1. Carsharing and ridesourcing in affordable housing complexes in the Dinuba, Cutler, and Orosi community of Tulare County and the Lamont-Arvin and Wasco communities of Kern County. The development density of selected locations support walk access to carsharing for residents in the affordable housing complexes and surrounding neighborhoods. Ridesourcing would be introduced to provide first and last mile access to transit and carsharing when it is not possible for residents to walk to these services. Ridesourcing would also provide direct access to destinations when it is not possible to complete an essential trip with transit or carsharing. Carsharing and ridesourcing would be subsidized to ensure that the services are affordable. It is anticipated that this program will produce significant savings from reduced dial-a-ride service costs that can be used for sustained operations.

2. A technology platform that enables improved efficiency for multiple independently operated demand responsive transportation services in jurisdictions in northeast Stanislaus and southeast San Joaquin counties. The platform aggregates the demand and supply of available services (e.g., dial-a-ride, volunteer transportation organizations, carsharing, and ridesourcing): (a) participating transit providers would communicate the demand for travel (departure/arrival times and locations) and (b) suppliers would communicate vehicle availability, capacity, and fares. The platform would use this data to match travelers and drivers to minimize service costs, travel times, and greenhouse gas emissions by filling available seats and reducing empty travel miles.

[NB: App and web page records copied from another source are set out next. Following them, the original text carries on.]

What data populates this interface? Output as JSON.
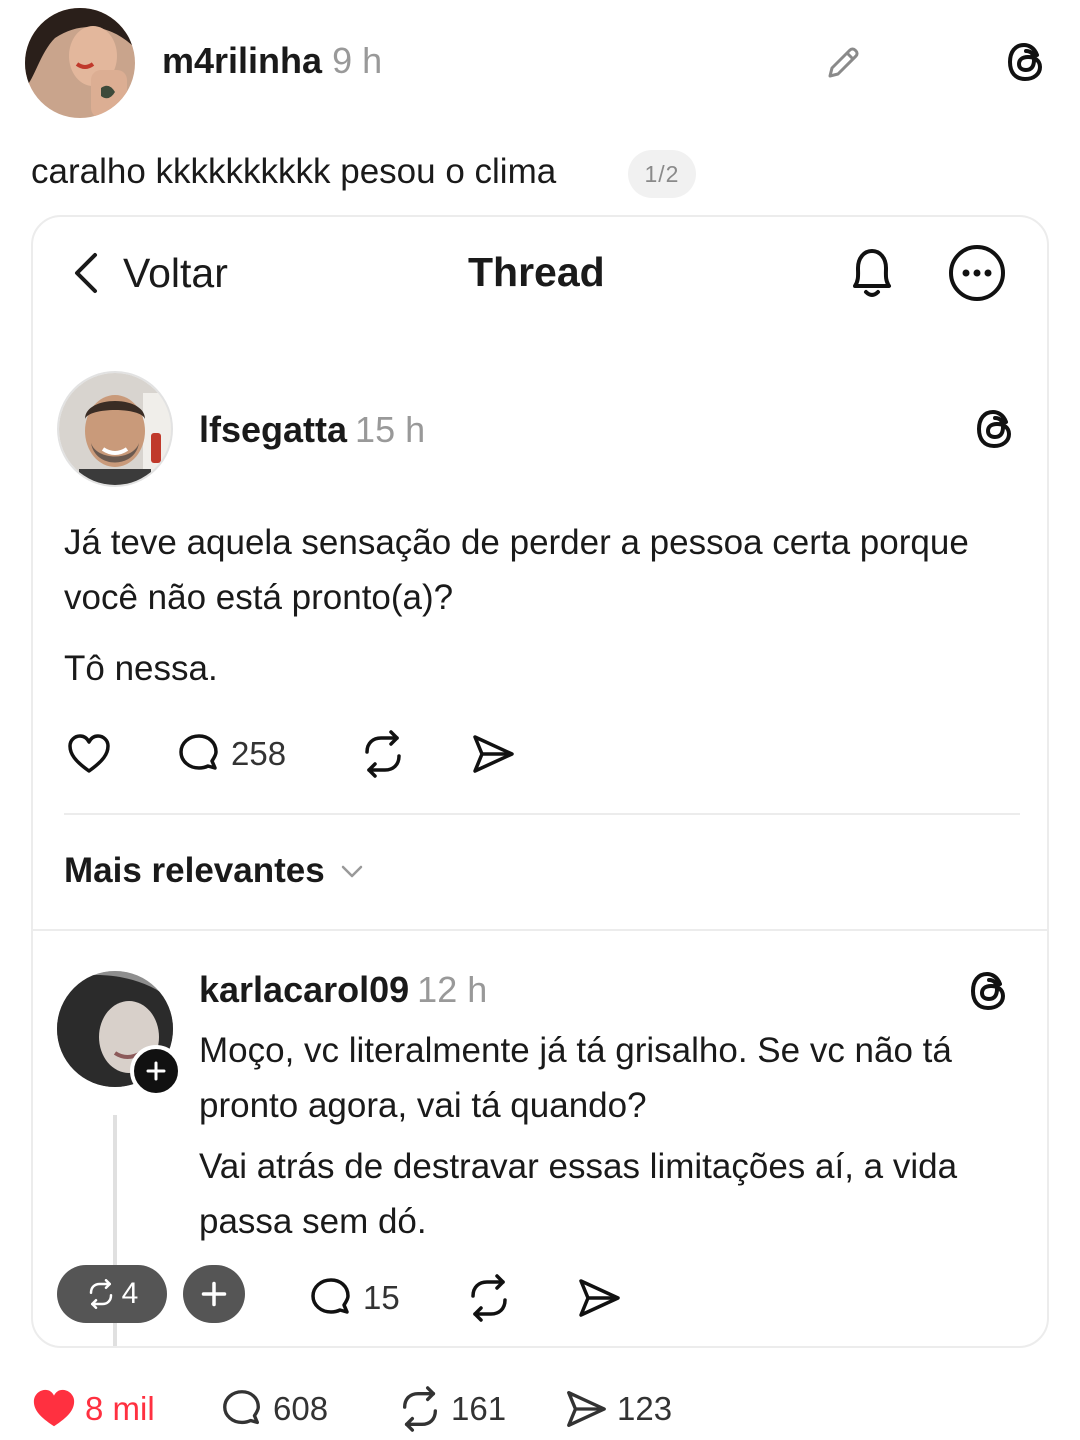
{
  "outer_post": {
    "username": "m4rilinha",
    "time": "9 h",
    "caption": "caralho kkkkkkkkkk pesou o clima",
    "page_indicator": "1/2",
    "stats": {
      "likes": "8 mil",
      "comments": "608",
      "reposts": "161",
      "shares": "123"
    },
    "like_color": "#ff3040"
  },
  "embedded": {
    "nav": {
      "back_label": "Voltar",
      "title": "Thread"
    },
    "post": {
      "username": "lfsegatta",
      "time": "15 h",
      "text": "Já teve aquela sensação de perder a pessoa certa porque você não está pronto(a)?",
      "text2": "Tô nessa.",
      "comments": "258"
    },
    "sort_label": "Mais relevantes",
    "reply": {
      "username": "karlacarol09",
      "time": "12 h",
      "text": "Moço, vc literalmente já tá grisalho. Se vc não tá pronto agora, vai tá quando?",
      "text2": "Vai atrás de destravar essas limitações aí, a vida passa sem dó.",
      "repost_count": "4",
      "comments": "15"
    }
  },
  "icons": [
    "pencil-icon",
    "threads-logo-icon",
    "chevron-left-icon",
    "bell-icon",
    "more-icon",
    "heart-icon",
    "comment-icon",
    "repost-icon",
    "share-icon",
    "chevron-down-icon",
    "plus-icon"
  ]
}
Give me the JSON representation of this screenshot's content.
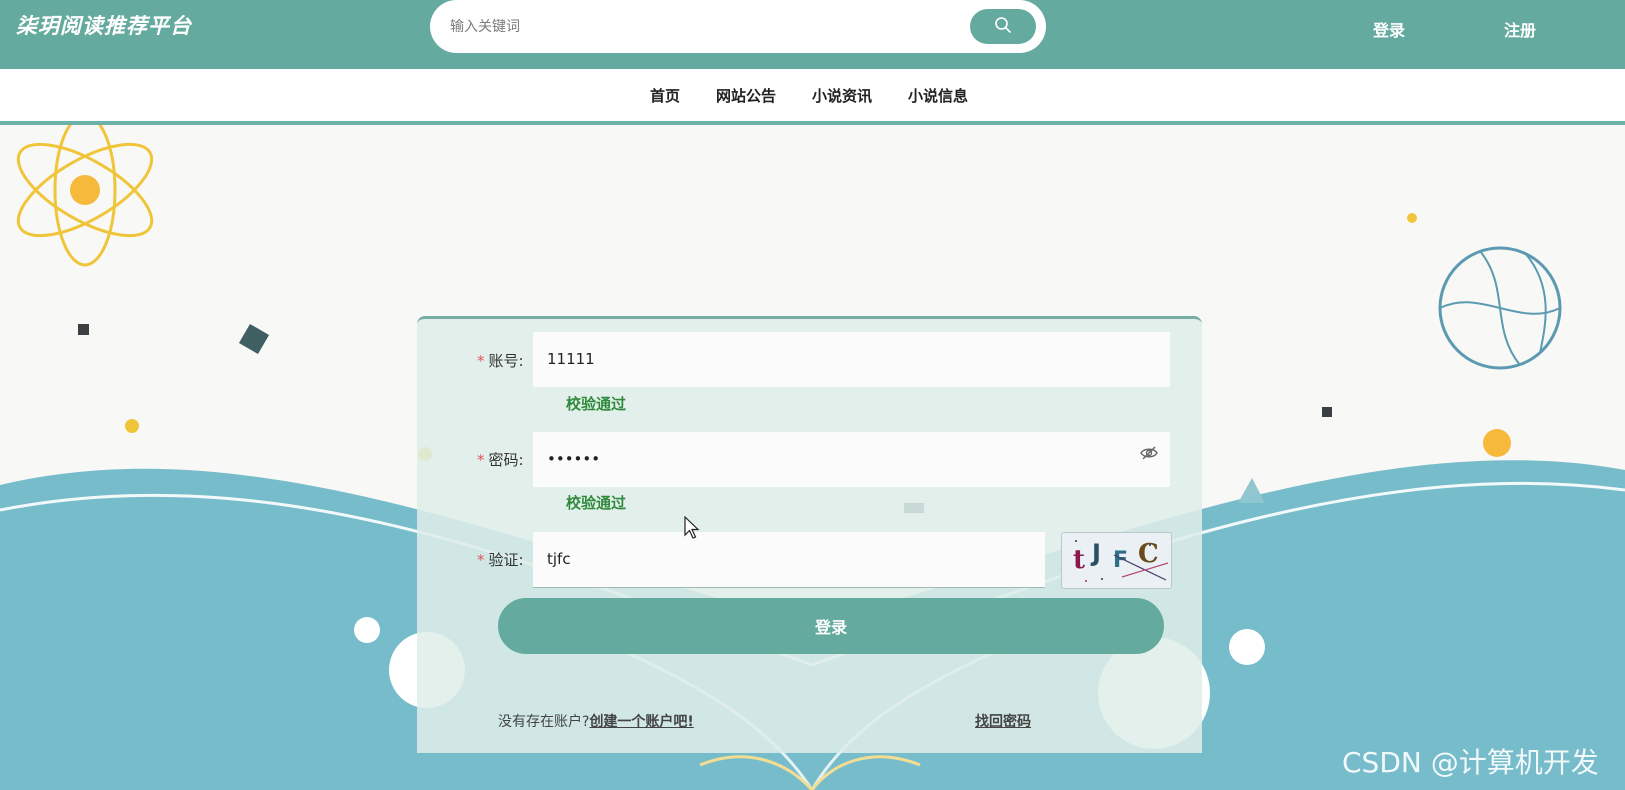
{
  "header": {
    "brand": "柒玥阅读推荐平台",
    "search_placeholder": "输入关键词",
    "search_icon": "search-icon",
    "login_label": "登录",
    "register_label": "注册"
  },
  "nav": {
    "items": [
      {
        "label": "首页"
      },
      {
        "label": "网站公告"
      },
      {
        "label": "小说资讯"
      },
      {
        "label": "小说信息"
      }
    ]
  },
  "form": {
    "account": {
      "label": "账号:",
      "value": "11111",
      "hint": "校验通过"
    },
    "password": {
      "label": "密码:",
      "value": "••••••",
      "hint": "校验通过",
      "icon": "eye-off-icon"
    },
    "captcha": {
      "label": "验证:",
      "value": "tjfc",
      "image_text": "tJFC"
    },
    "required_mark": "*",
    "submit_label": "登录",
    "no_account_text": "没有存在账户?",
    "create_account_link": "创建一个账户吧!",
    "find_password_link": "找回密码"
  },
  "watermark": "CSDN @计算机开发",
  "colors": {
    "primary": "#65aa9f",
    "success": "#2f8a3b",
    "background": "#f8f8f6",
    "wave": "#77bccb"
  }
}
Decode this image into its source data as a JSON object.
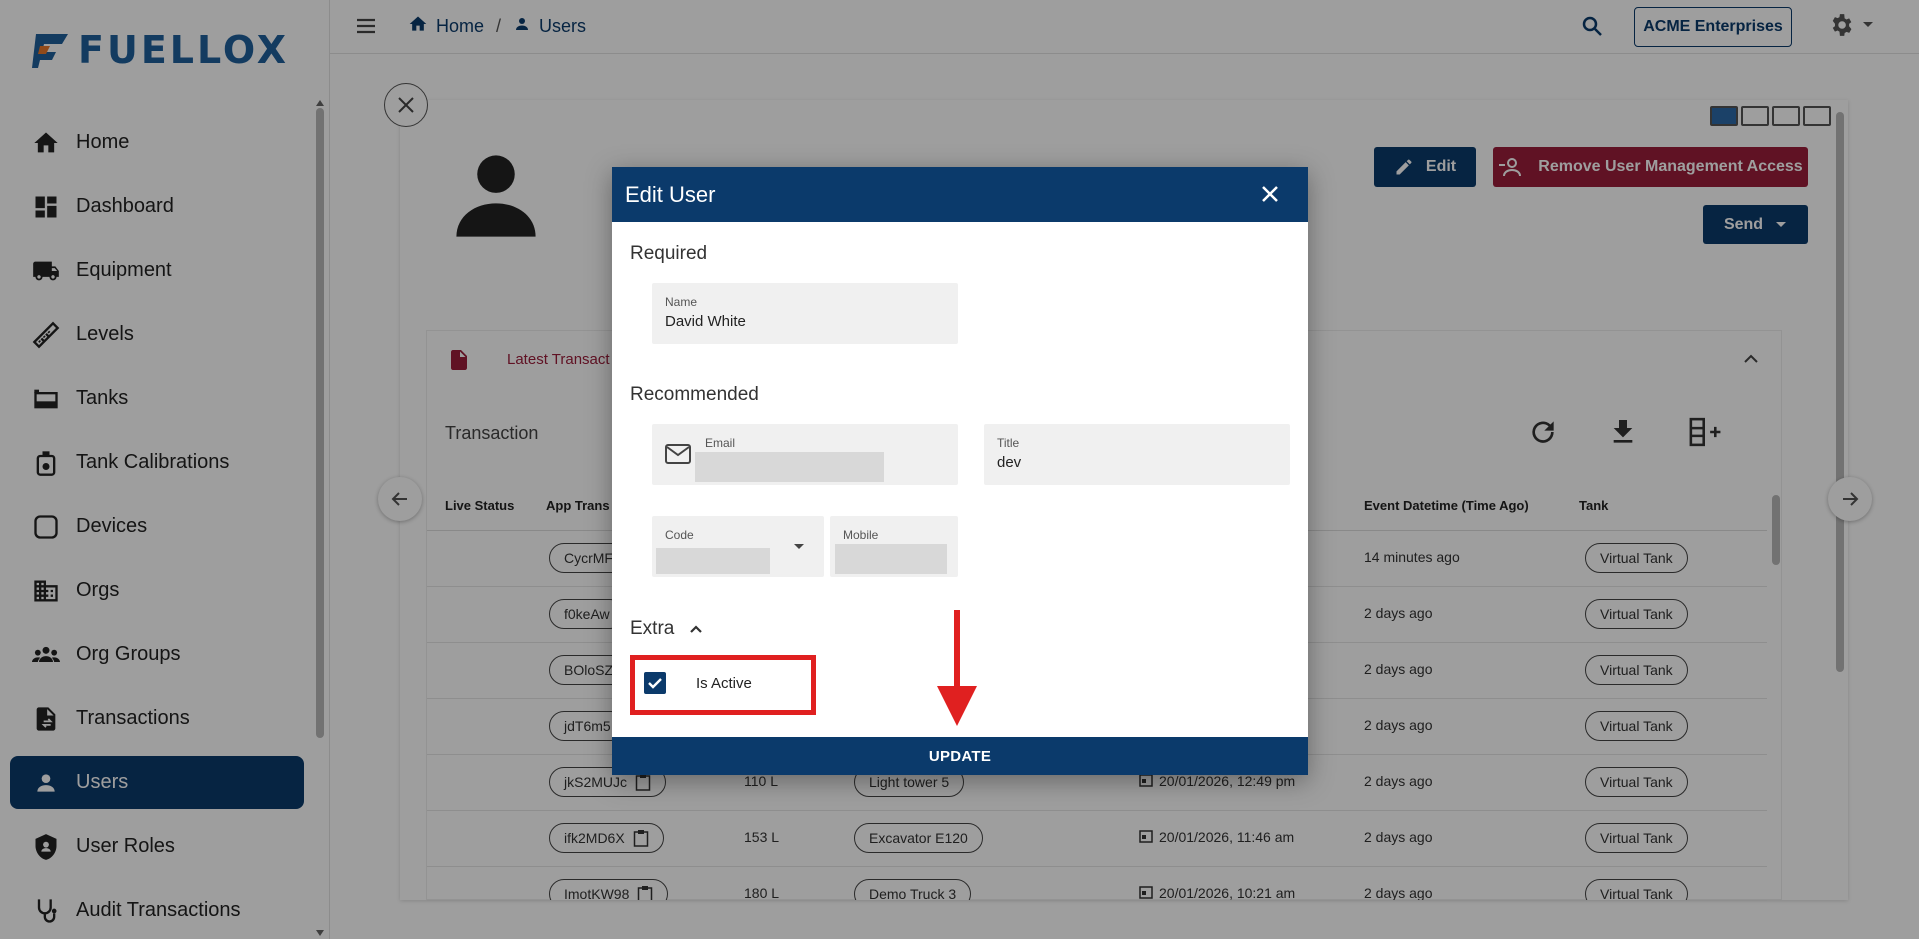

Outreach would be conducted to engage and expand service providers and to increase the pool of volunteer drivers.